The article raises the question of the environmental impact of massive cruise ships sailing into the passenger terminal at the end of the Giudecca Canal, to unload over one and one-half million cruise passengers into Venice a year.
I have warm memories of the first time that I visited Venice. It was the summer of 1977, after my freshman year at college. I originally traveled to Europe with my freshman roommate at Duke and two buddies from prep school. After two weeks in Belgium and Holland, where we spent more time in the beer halls than in museums, we got on each other’s nerves. We strapped on our backpacks and went our separate ways.
I had bought a $200 “Eurail pass” that let me hop on trains all over over Europe. It even covered a couple of cruises (where we slept on the open decks) on old tubs from Brindisi, Italy to the island of Corfu and then on to Greece and back.
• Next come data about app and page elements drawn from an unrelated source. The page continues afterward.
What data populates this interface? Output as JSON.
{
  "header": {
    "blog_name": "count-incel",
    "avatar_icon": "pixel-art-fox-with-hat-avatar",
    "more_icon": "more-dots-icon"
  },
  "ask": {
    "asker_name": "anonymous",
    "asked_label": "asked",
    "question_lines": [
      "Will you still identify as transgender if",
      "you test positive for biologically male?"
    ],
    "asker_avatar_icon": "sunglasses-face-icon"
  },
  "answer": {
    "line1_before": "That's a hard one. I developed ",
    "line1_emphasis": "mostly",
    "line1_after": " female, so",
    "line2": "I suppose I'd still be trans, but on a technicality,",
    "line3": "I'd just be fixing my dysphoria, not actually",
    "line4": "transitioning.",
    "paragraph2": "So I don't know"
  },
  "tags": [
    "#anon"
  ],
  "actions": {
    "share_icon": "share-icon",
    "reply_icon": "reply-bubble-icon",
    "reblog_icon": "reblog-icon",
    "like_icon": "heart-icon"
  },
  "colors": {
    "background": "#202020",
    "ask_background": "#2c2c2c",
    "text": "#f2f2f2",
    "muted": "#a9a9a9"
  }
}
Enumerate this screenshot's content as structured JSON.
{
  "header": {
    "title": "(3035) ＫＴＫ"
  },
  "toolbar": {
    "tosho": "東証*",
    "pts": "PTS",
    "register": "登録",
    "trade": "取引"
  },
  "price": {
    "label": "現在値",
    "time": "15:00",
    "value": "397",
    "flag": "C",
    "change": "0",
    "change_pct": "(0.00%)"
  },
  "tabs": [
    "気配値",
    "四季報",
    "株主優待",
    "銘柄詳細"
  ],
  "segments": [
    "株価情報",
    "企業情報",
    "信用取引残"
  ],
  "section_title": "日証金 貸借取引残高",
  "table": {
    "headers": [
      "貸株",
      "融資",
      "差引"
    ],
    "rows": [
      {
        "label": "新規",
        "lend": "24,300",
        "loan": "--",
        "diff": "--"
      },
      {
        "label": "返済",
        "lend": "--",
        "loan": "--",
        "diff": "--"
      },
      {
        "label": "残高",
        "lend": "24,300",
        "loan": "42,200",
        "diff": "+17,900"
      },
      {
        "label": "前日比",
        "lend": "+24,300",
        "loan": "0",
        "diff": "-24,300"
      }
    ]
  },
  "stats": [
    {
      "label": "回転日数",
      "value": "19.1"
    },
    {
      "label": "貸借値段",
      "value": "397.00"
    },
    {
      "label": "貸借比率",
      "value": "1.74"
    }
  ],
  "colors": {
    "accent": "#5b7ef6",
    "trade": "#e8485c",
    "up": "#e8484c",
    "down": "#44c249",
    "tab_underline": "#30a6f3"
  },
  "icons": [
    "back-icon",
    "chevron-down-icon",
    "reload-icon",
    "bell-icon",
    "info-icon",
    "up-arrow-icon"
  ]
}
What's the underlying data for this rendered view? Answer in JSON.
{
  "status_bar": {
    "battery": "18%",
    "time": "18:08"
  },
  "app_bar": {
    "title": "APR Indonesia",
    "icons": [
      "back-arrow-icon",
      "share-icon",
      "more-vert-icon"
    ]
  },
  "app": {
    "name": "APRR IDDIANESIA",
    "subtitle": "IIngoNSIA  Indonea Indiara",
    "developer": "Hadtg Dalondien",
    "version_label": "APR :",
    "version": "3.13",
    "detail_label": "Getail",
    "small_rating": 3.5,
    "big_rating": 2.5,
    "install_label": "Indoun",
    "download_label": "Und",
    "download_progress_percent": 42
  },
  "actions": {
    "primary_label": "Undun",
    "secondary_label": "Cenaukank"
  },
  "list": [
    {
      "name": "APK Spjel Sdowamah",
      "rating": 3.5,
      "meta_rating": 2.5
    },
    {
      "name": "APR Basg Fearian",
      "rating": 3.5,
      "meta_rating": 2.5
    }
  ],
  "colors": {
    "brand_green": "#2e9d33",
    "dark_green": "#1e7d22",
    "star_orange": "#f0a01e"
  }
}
Before I headed south, I spent a week in Venice by myself.
I loved it.
For $8 a night, I rented a single room in an Italian’s family upstairs apartment. I spent my time visiting St. Mark’s Cathedral, walking around the narrow winding streets, and eating incredible Italian ice cream. I stopped at all of the little bridges over the canals which criss-crossed the city and leaned over the rails to watch couples and families ride on gondolas navigating below me.
I took a few photos (above and right) which have been in an old photo album for the last three decades.
I have lasting images and feelings from my experiences in Venice. I felt at ease in this incredibly tranquil city, especially in the evenings when I would sit in the plazas drinking wine or espresso and wonder what my future would bring.
Now 34 years later, I am looking at the photo (below) in the New York Times’ article of a massive cruise ship looming over Venice. (I took the photo at top when I returned to Venice after four decades). What a stark contrast to my fond memories of the quiet and quaint city with the gondola drivers pushing their poles along the little canals.
Are those monster cruise ships really sailing by the Riva dei Sette Martiri, a quay near St. Mark’s Square?
There seems something disrespectful about arriving in Venice aboard a cruise ship taller and wider than anything that could have been imagined when the city was built 500 years ago.
What happened to the tranquility of the beautiful, delicately scaled maze of canals and plazas where the poets, artists and travelers inter-mingled in the uniqueness of this old city? Are the mega cruise ships and their one and one-half million cruise tourists ruining the charm of Venice? Has the world forever changed, leaving only the memories from my youth?
September 30, 2016 Update: Forbes: Venice Is Fed Up With Cruise Ships And Angry Protesters Are Blocking Them
August 2, 2017 Update: New York Times Venice, Invaded by Tourists, Risks Becoming ‘Disneyland on the Sea’
Photos top (taken June 2017) and middle two (July 1977): Jim Walker
Photo bottom: Manuel Silvestri / Reuters